### PROBLEM REQUIREMENTS:
The job is to find each line in the entries holding the string "with" and copy that line.
══ INPUT FOR THIS TASK
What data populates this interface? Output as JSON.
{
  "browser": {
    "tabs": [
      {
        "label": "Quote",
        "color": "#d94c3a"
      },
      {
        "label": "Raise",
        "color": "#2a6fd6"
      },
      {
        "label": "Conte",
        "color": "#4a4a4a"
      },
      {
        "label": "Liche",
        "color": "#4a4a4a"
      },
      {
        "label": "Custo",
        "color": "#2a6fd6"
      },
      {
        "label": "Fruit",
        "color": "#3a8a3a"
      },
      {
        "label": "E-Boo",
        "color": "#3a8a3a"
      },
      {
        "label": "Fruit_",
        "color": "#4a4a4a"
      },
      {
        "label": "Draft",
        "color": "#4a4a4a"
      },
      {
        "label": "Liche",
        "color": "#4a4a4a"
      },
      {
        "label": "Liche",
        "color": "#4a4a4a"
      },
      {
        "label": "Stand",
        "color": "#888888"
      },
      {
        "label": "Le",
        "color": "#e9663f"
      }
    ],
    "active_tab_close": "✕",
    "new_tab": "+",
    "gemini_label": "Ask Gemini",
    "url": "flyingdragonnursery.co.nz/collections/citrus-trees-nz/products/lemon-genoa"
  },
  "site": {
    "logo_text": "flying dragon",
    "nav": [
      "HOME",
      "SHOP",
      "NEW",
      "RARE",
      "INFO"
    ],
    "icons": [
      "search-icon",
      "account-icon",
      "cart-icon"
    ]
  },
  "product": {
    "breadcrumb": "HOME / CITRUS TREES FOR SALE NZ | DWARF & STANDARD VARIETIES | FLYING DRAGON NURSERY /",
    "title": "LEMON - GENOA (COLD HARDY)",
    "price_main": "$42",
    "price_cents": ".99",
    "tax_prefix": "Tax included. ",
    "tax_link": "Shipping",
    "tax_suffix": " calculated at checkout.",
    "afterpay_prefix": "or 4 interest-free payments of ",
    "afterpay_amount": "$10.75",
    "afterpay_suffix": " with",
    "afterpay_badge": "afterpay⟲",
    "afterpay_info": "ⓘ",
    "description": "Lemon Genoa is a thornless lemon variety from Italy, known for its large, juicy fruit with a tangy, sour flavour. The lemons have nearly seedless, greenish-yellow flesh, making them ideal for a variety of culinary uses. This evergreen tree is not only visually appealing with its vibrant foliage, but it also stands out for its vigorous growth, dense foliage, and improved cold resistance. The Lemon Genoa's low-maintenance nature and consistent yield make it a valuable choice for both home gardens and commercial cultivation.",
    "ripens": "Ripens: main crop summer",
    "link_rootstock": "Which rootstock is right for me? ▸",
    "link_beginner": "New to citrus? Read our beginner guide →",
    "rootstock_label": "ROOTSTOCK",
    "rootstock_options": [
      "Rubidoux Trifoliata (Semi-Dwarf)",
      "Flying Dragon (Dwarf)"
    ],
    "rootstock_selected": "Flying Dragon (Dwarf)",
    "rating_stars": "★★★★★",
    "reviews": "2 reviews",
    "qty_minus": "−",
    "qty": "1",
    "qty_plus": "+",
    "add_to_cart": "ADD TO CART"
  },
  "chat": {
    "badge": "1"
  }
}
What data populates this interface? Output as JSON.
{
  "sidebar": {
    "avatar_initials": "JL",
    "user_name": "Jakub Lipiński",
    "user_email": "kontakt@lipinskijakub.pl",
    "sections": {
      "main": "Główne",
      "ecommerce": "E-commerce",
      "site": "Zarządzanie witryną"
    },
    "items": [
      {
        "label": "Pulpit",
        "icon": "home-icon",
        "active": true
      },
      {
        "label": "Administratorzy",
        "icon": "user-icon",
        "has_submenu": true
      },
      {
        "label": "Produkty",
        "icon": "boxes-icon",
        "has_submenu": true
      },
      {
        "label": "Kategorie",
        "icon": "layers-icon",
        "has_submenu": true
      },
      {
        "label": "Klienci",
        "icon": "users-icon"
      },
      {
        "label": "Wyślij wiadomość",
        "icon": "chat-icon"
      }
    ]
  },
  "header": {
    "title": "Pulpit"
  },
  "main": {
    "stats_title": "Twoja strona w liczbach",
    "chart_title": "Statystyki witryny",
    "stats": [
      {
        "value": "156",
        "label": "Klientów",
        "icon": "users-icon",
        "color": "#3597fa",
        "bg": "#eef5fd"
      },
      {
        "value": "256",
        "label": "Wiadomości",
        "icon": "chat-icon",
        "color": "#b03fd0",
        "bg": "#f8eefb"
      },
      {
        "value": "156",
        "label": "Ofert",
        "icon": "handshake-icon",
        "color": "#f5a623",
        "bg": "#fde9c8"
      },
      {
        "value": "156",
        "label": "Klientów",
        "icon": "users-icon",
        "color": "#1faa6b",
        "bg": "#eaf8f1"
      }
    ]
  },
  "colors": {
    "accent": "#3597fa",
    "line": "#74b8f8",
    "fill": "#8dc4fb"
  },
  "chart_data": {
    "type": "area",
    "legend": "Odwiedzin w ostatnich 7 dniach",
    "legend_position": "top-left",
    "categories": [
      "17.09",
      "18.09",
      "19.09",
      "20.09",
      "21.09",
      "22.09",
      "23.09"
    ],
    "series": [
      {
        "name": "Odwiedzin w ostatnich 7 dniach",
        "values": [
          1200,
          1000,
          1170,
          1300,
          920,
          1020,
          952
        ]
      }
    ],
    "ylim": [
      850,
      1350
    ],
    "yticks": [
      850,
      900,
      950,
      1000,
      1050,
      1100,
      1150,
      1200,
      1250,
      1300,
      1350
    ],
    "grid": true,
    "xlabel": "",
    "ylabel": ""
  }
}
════
### RESPONSE:
    "afterpay_suffix": " with",
    "description": "Lemon Genoa is a thornless lemon variety from Italy, known for its large, juicy fruit with a tangy, sour flavour. The lemons have nearly seedless, greenish-yellow flesh, making them ideal for a variety of culinary uses. This evergreen tree is not only visually appealing with its vibrant foliage, but it also stands out for its vigorous growth, dense foliage, and improved cold resistance. The Lemon Genoa's low-maintenance nature and consistent yield make it a valuable choice for both home gardens and commercial cultivation.",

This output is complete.